*Extracted records*:
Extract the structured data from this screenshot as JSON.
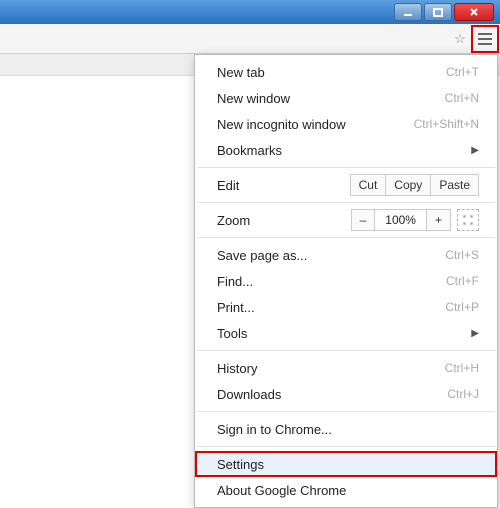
{
  "window": {
    "state": "maximized"
  },
  "toolbar": {
    "star": "☆",
    "menu": "≡"
  },
  "menu": {
    "newtab": {
      "label": "New tab",
      "shortcut": "Ctrl+T"
    },
    "newwindow": {
      "label": "New window",
      "shortcut": "Ctrl+N"
    },
    "incognito": {
      "label": "New incognito window",
      "shortcut": "Ctrl+Shift+N"
    },
    "bookmarks": {
      "label": "Bookmarks"
    },
    "edit": {
      "label": "Edit",
      "cut": "Cut",
      "copy": "Copy",
      "paste": "Paste"
    },
    "zoom": {
      "label": "Zoom",
      "minus": "–",
      "value": "100%",
      "plus": "+"
    },
    "savepage": {
      "label": "Save page as...",
      "shortcut": "Ctrl+S"
    },
    "find": {
      "label": "Find...",
      "shortcut": "Ctrl+F"
    },
    "print": {
      "label": "Print...",
      "shortcut": "Ctrl+P"
    },
    "tools": {
      "label": "Tools"
    },
    "history": {
      "label": "History",
      "shortcut": "Ctrl+H"
    },
    "downloads": {
      "label": "Downloads",
      "shortcut": "Ctrl+J"
    },
    "signin": {
      "label": "Sign in to Chrome..."
    },
    "settings": {
      "label": "Settings"
    },
    "about": {
      "label": "About Google Chrome"
    }
  }
}
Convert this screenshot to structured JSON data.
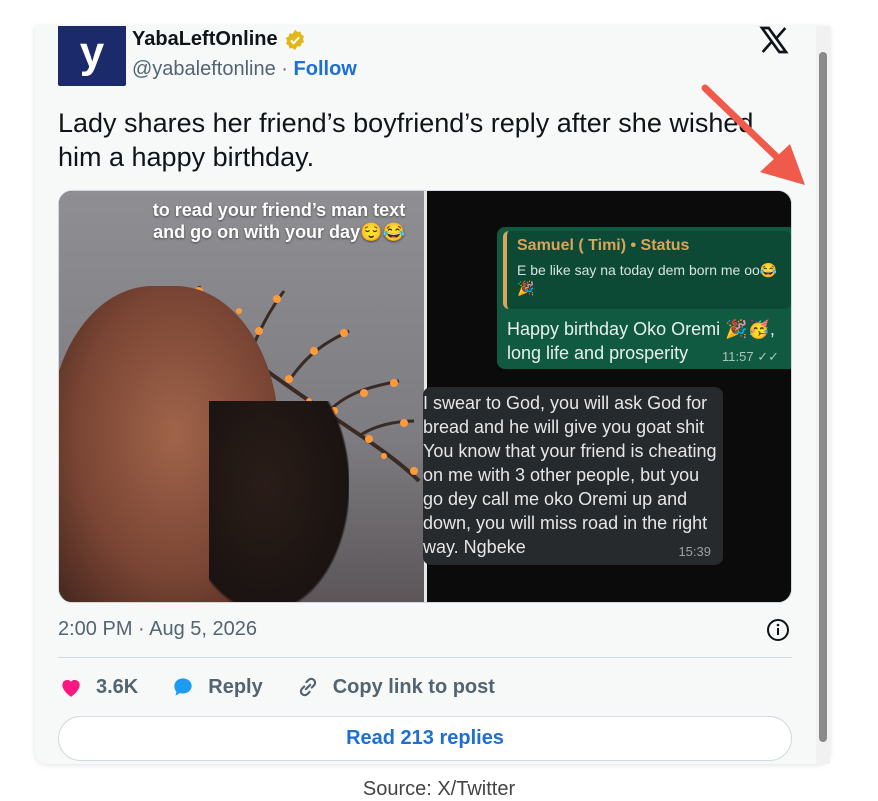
{
  "tweet": {
    "author_name": "YabaLeftOnline",
    "handle": "@yabaleftonline",
    "separator": " · ",
    "follow_label": "Follow",
    "avatar_letter": "y",
    "text": "Lady shares her friend’s boyfriend’s reply after she wished him a happy birthday.",
    "timestamp": "2:00 PM · Aug 5, 2026",
    "likes": "3.6K",
    "reply_label": "Reply",
    "copy_link_label": "Copy link to post",
    "read_replies_label": "Read 213 replies"
  },
  "media": {
    "left_caption": "to read your friend’s man text and go on with your day😌😂",
    "quote_name": "Samuel ( Timi) • Status",
    "quote_text": "E be like say na today dem born me oo😂🎉",
    "outgoing_message": "Happy birthday Oko Oremi 🎉🥳, long life and prosperity",
    "outgoing_time": "11:57 ✓✓",
    "incoming_message": "I swear to God, you will ask God for bread and he will give you goat shit You know that your friend is cheating on me with 3 other people, but you go dey call me oko Oremi up and down, you will miss road in the right way. Ngbeke",
    "incoming_time": "15:39"
  },
  "footer_text": "Source: X/Twitter",
  "colors": {
    "link_blue": "#1d6fd3",
    "like_pink": "#f91880",
    "reply_blue": "#1d9bf0",
    "badge_gold": "#e2b719",
    "arrow_red": "#f05a4a"
  },
  "icons": [
    "verified-badge-icon",
    "x-logo-icon",
    "info-icon",
    "heart-icon",
    "reply-bubble-icon",
    "link-icon",
    "red-arrow-annotation"
  ]
}
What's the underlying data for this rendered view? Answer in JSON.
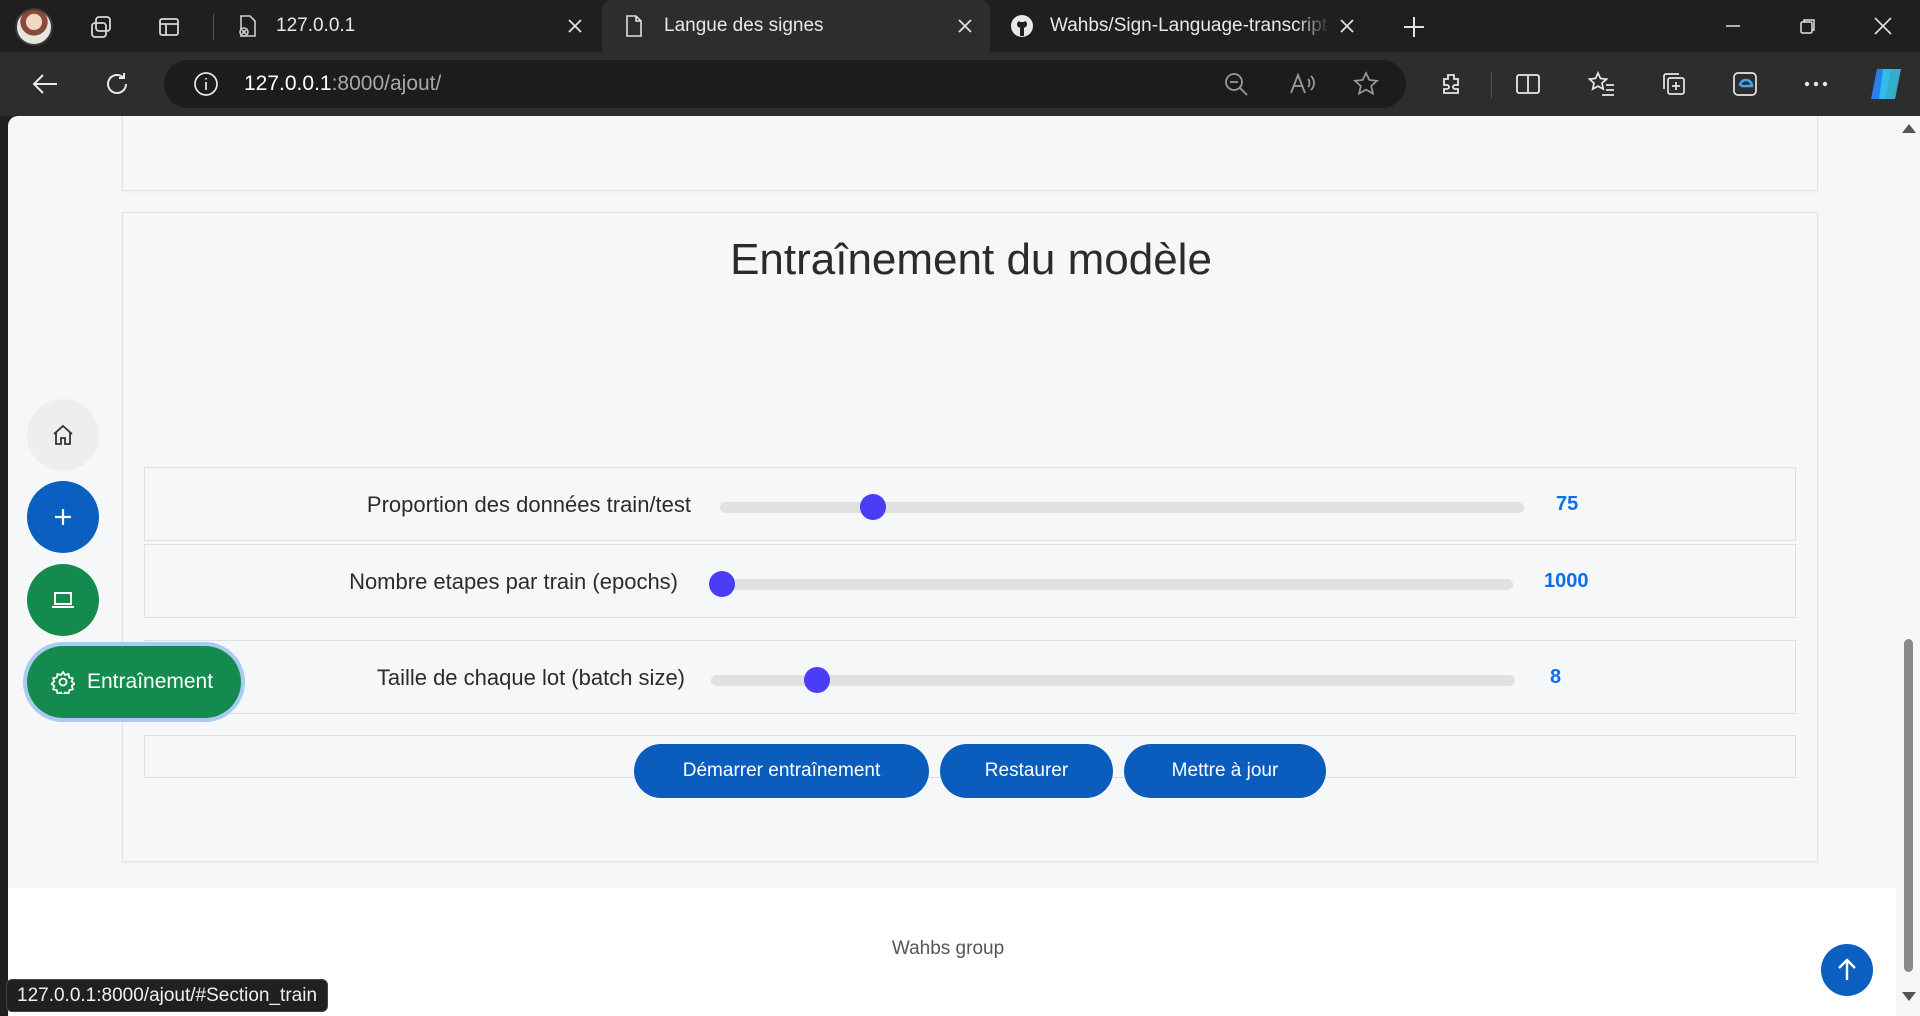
{
  "browser": {
    "tabs": [
      {
        "title": "127.0.0.1",
        "active": false
      },
      {
        "title": "Langue des signes",
        "active": true
      },
      {
        "title": "Wahbs/Sign-Language-transcript",
        "active": false
      }
    ],
    "url_host": "127.0.0.1",
    "url_rest": ":8000/ajout/",
    "status_url": "127.0.0.1:8000/ajout/#Section_train"
  },
  "section": {
    "title": "Entraînement du modèle"
  },
  "params": [
    {
      "label": "Proportion des données train/test",
      "value": "75",
      "level": 0.18
    },
    {
      "label": "Nombre etapes par train (epochs)",
      "value": "1000",
      "level": 0.0
    },
    {
      "label": "Taille de chaque lot (batch size)",
      "value": "8",
      "level": 0.12
    }
  ],
  "buttons": {
    "start": "Démarrer entraînement",
    "restore": "Restaurer",
    "update": "Mettre à jour"
  },
  "sidenav": {
    "active_label": "Entraînement"
  },
  "footer": {
    "text": "Wahbs group"
  },
  "colors": {
    "accent_blue": "#0a5dbd",
    "green": "#148a4f",
    "slider_thumb": "#4b3cf5",
    "value_blue": "#0b6fe8"
  }
}
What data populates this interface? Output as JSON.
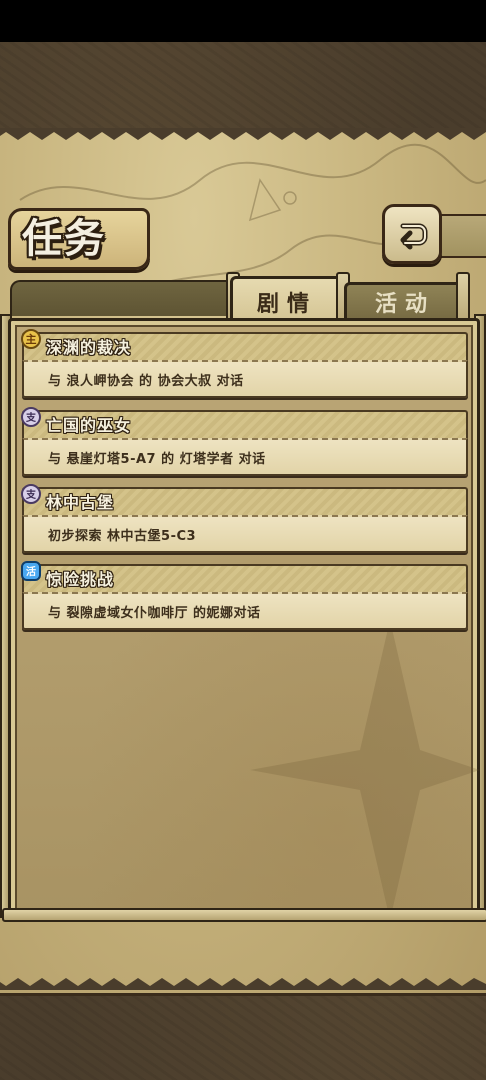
{
  "header": {
    "title": "任务",
    "back_icon": "return-arrow-icon"
  },
  "tabs": [
    {
      "label": "剧情",
      "active": true
    },
    {
      "label": "活动",
      "active": false
    }
  ],
  "quests": [
    {
      "name": "深渊的裁决",
      "description": "与 浪人岬协会 的 协会大叔 对话",
      "icon": "main-quest-icon",
      "icon_color": "#c99a2e"
    },
    {
      "name": "亡国的巫女",
      "description": "与 悬崖灯塔5-A7 的 灯塔学者 对话",
      "icon": "side-quest-icon",
      "icon_color": "#b8a8d8"
    },
    {
      "name": "林中古堡",
      "description": "初步探索 林中古堡5-C3",
      "icon": "side-quest-icon",
      "icon_color": "#b8a8d8"
    },
    {
      "name": "惊险挑战",
      "description": "与 裂隙虚域女仆咖啡厅 的妮娜对话",
      "icon": "challenge-quest-icon",
      "icon_color": "#3a8fd8"
    }
  ],
  "colors": {
    "parchment": "#c8b57f",
    "ink": "#2f2516",
    "card": "#eee3c1"
  }
}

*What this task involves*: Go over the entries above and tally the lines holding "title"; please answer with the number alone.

*Response box*: 5